WHAT IS EXPECTED:
Give the data again exactly as written, skipping any pictures.

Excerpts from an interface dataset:
↓
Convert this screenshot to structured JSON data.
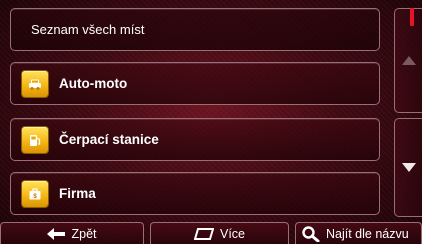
{
  "list": {
    "header_label": "Seznam všech míst",
    "items": [
      {
        "label": "Auto-moto",
        "icon": "car-icon"
      },
      {
        "label": "Čerpací stanice",
        "icon": "fuel-pump-icon"
      },
      {
        "label": "Firma",
        "icon": "briefcase-icon"
      }
    ]
  },
  "bottom_bar": {
    "back_label": "Zpět",
    "more_label": "Více",
    "find_label": "Najít dle názvu"
  },
  "colors": {
    "background": "#4a0c16",
    "icon_yellow": "#f3b313",
    "scroll_thumb": "#e7132a",
    "border": "#9b6d74"
  }
}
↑
RESPONSE:
Convert this screenshot to structured JSON data.
{
  "list": {
    "header_label": "Seznam všech míst",
    "items": [
      {
        "label": "Auto-moto",
        "icon": "car-icon"
      },
      {
        "label": "Čerpací stanice",
        "icon": "fuel-pump-icon"
      },
      {
        "label": "Firma",
        "icon": "briefcase-icon"
      }
    ]
  },
  "bottom_bar": {
    "back_label": "Zpět",
    "more_label": "Více",
    "find_label": "Najít dle názvu"
  },
  "colors": {
    "background": "#4a0c16",
    "icon_yellow": "#f3b313",
    "scroll_thumb": "#e7132a",
    "border": "#9b6d74"
  }
}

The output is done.